“Generative Trance; The experience of creative flow” Stephen Gilligan's newest book is not only exciting to read, it gives new ways of looking at already-known information and adds whole new dimensions of different perspectives. Firmly built on his mentoring by Milton Erickson, Gilligan did what Erickson urged all his students to do-took ideas from him and made them applicable to new and different circumstances.
Beginning with understandable definitions, Gilligan lays out his own framework. The reader is captured with new ideas for hypnosis-and “up-dating” so to speak of what hypnosis is. Generative trance is the “real” communication. It is not a place where the therapist provides answers and techniques for change, but where the client can have experiential learning, a reconfiguration of his own unconscious or forgotten resources. This, as evidenced by Erickson's work, is how lasting and sometimes remarkable and quick changes are achieved.
Under this umbrella of generative trance, he breaks his ideas into separate pieces. He discusses the familiar situation of a client “frozen” and seemingly unable to act explaining how this is part of what he refers to as the neuromuscular lock and literally takes apart what is happening. Then he provides clear methods of using generative trance, how client resources can be accessed and different more productive responses can be learned and practiced. His approach is convincing, intriguing and eminently do-able.
His idea of centering is inclusive of what most people understand this term to mean. But typical of all of his writing, he uses words so precisely and carefully, that the reader stops to absorb his more expansive definition fully. Some of his phrases he are immediately transferable to any therapeutic sessions-“ you (can) feel both a part of and apart from an experience-¦be with something without becoming it-¦ “ He points out that when people learn to be centered, they can be vulnerable. Then with generative trance states, they can provide new and safe places within themselves and then new learning and the transformation of dysfunctions can more easily occur.
Gilligan believes, as Erickson did, that people's realities and fixed meanings have to be broadened. A change in perspective allows people to respond differently-each person can create a different sense of self- a different “identity” as all of us have done since childhood. Generative trance allows this easily and naturally.

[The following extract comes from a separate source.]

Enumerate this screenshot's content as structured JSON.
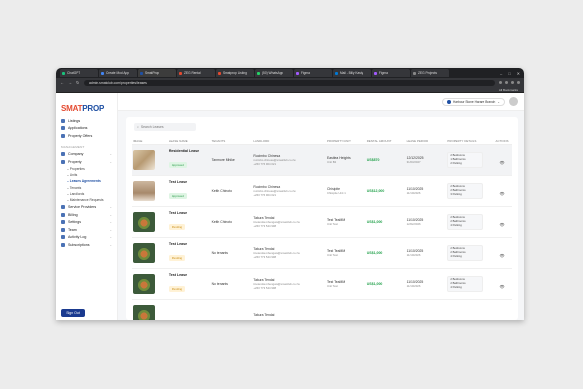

He goes into detail with some of the ideas-as an example “Creative Acceptance” which redefines acceptance not as passivity but as an active curiosity about what something might be if it were accepted. This counter-intuitive idea-accept something to change it-is detailed in one of Erickson's cases-the girl with the gap between her two front teeth. Gilligan connects this to the first part of his book seamlessly.
A reasonable part of the book holds case examples in script form. This clarifies and demonstrates the uses of generative trance states. He gives explanations of what he was doing and even little easy-for-all to do ideas such as various phrases to insert in any hypnotic work-”-“trance is a learning place” and the words Erickson used so often, “trust your unconscious.” Each script is primarily aimed one of the points Gilligan has made early in the book and the how-and why-is explained. Additionally, as he points out, shorter versions of the scripts are useful to all in everyday life-we all need to be able to become more centered, to be in touch with our bodies and relax comfortably while maintaining alertness.
One of the “bonuses” always present in Gilligan's writing is his use of meaningful, often beautifully poetic quotations from a huge variety of sources which begin every chapter. And it's in this book too.
“Generative Trance” is an extraordinary book-¦. filled with different and new perspectives, captivating, and most important-valuable. My father would be so proud!